Another common challenge HAL Systems uncovered during its research was language barriers.  “U.S. factories with Spanish speaking employees were having difficulty finding WMS systems that could switch between English and Spanish,” he says. “Fulfillment centers in the USA typically have to wait until a container arrives from an Asian supplier before they can confirm the container’s contents. With a simple internet connection and handheld device operating in local language at the Asian facility, the container contents can be barcode scanned as they are loaded, providing confirmation of the contents 6-8 weeks before delivery, and avoiding broken promises.”

HAL Systems solved the problem by adopting Google’s real-time translator technology into its WMS. “With a click of a button a user can switch from English to other languages, such as French, German, Chinese, or Spanish,” says Lambert. “We even built intelligence into the WMS to adapt to specific jargon used in each industry. For instance, retail uses SKUs whereas manufacturers care about part numbers, and pharmaceutical companies use NDC codes.”

A Smart WMS Needs a Smart Marketing Plan

After developing the WMS — HAL Traxx Inventory — Lambert realized that listing it on his website wasn’t going to light up the phone lines. “You can talk SEO all you want, but it’s not like someone is going to Google HAL Systems and spend $50,000.” Instead, Lambert attended industry trade shows looking for value-added resellers and hardware companies with which he could form partnerships. “Barcode printers are a low-margin product, but when they’re bundled with our software, it becomes a more lucrative sale,” he says. Rugged mobile computer manufacturer Janam (The XG3 series is a popular rugged scanner HAL Systems recommends with its software) is one example of a hardware company HAL Systems has forged a strong partnership with over the past few years. “Janam is a lot like us; they’re rugged and reliable, and priced where more deals are successful.”

Besides vendor partnerships, Lambert is also in the process of building a channel of resellers. “I’m not interested in onboarding just anyone — I’m looking for a limited number of really good resellers,” he says. “I’m adding resellers strategically by vertical and geography to ensure each partner doesn’t have local competitors trying to compete against them with the same solutions.”

Lambert admits he’s still in the early stages of building his channel program, but he’s still confident he’ll achieve double-digit growth in 2018. “We’re close to having 80% of our customers migrated to our SaaS offering, and we’re seeing an increase in customization opportunities.”

For one of its auto parts retailer customers, for instance, HAL Systems created an ecommerce website to give the retailer an online presence. Additionally, the software developer coded an eBay interface that gave the retailer a presence on the popular auction site. Both the ecommerce and eBay interface connect to HAL Traxx Inventory to ensure that online inventory availability remains current. “Customers need accurate real-time inventory and customized processes for working with eBay and Amazon,” he says.

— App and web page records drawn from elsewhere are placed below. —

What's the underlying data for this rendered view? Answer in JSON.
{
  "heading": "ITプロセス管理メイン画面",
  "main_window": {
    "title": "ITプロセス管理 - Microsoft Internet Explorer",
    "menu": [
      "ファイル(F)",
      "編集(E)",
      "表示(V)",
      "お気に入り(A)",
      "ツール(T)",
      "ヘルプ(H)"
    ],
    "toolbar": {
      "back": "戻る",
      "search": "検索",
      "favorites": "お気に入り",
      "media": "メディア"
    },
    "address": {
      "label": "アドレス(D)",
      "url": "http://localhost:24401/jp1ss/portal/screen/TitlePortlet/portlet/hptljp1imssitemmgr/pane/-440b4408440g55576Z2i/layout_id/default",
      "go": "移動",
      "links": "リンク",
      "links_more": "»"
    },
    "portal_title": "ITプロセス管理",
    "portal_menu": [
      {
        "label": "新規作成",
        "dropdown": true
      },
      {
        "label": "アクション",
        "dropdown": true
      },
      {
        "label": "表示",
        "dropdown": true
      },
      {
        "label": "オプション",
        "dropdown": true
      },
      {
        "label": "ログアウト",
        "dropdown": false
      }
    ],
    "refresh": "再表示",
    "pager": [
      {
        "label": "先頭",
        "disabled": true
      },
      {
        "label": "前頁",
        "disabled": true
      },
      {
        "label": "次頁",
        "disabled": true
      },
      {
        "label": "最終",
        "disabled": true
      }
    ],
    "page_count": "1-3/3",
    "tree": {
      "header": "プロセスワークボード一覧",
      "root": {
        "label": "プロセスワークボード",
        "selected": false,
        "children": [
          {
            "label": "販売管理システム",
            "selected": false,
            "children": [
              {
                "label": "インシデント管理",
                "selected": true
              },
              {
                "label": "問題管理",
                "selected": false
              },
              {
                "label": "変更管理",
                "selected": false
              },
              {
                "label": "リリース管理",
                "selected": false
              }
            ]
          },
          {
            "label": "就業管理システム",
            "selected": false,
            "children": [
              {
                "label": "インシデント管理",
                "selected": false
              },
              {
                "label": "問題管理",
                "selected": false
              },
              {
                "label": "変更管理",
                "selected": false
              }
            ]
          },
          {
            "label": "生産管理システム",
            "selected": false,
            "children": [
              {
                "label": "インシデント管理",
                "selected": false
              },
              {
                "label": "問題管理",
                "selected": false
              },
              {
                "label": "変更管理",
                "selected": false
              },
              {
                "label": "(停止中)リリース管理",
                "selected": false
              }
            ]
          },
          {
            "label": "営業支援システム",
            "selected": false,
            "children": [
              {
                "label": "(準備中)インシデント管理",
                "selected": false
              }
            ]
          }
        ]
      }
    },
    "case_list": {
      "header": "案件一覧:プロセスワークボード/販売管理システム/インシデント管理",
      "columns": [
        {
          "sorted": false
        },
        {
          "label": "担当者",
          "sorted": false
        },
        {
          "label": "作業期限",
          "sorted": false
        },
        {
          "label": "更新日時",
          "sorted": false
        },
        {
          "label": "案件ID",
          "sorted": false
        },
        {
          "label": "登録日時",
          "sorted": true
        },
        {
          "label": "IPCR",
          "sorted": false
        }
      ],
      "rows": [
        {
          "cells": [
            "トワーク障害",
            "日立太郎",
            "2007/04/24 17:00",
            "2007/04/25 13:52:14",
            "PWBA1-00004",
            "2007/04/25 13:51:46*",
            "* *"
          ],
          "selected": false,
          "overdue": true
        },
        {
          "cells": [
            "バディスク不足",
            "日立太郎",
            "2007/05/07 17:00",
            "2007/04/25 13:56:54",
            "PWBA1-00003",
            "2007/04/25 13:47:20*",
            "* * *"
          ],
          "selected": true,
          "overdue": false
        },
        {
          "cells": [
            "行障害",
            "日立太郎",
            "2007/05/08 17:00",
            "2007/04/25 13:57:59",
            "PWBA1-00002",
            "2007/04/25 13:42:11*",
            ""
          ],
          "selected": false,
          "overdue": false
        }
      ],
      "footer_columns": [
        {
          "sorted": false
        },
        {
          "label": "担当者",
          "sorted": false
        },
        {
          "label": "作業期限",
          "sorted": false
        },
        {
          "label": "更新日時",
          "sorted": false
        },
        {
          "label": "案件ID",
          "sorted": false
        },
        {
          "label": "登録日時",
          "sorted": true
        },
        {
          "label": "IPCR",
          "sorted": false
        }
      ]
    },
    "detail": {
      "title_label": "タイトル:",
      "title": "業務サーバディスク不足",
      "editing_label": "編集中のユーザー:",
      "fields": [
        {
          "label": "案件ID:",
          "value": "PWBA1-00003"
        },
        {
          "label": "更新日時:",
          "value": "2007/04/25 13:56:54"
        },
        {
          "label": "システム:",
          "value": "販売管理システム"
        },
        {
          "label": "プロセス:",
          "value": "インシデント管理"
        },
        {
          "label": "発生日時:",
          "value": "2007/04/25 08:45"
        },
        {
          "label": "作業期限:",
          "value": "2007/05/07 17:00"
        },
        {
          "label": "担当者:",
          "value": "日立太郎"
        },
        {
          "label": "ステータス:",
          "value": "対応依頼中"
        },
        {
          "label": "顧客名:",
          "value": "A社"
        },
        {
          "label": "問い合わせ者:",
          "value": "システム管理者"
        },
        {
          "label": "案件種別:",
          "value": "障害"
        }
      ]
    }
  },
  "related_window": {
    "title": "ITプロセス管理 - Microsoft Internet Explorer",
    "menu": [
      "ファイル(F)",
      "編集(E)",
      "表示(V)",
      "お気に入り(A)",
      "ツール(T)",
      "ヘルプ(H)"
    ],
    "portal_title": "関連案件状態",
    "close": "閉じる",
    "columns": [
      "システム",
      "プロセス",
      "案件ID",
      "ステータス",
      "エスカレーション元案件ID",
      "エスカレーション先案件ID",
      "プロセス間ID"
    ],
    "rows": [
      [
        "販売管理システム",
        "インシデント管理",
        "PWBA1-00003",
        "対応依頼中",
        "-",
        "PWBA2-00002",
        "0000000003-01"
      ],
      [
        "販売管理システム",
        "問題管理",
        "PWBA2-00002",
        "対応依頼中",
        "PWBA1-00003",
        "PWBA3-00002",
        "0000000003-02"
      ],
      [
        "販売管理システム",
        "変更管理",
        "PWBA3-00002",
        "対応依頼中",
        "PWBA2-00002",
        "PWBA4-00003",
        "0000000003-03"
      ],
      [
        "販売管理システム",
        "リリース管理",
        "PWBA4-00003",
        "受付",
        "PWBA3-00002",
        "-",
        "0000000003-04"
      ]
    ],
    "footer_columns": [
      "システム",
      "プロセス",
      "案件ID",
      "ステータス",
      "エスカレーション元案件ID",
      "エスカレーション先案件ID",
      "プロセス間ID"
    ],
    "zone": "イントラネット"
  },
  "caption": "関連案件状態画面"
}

Additionally, the software developer wrote a shipping component that interfaces with FedEx to allow the retailer to generate labels and access and share tracking information. Items picked or purchased at the brick and mortar storefront are scanned with Janam XG3 rugged mobile computers. Software customization is what enables retailers to handle all these nuances. “Delivering customizable software services at an affordable price is what makes us relevant to this market today,” says Lambert. “And as the market continues to evolve, we’re prepared to evolve with it.” 

Jay McCall

Jay McCall is an editor and journalist with 20 years of writing experience for B2B IT solution providers. Jay is co-founder of XaaS Journal and DevPro Journal.

Jay McCall

Jay McCall is an editor and journalist with 20 years of writing experience for B2B IT solution providers. Jay is co-founder of XaaS Journal and DevPro Journal.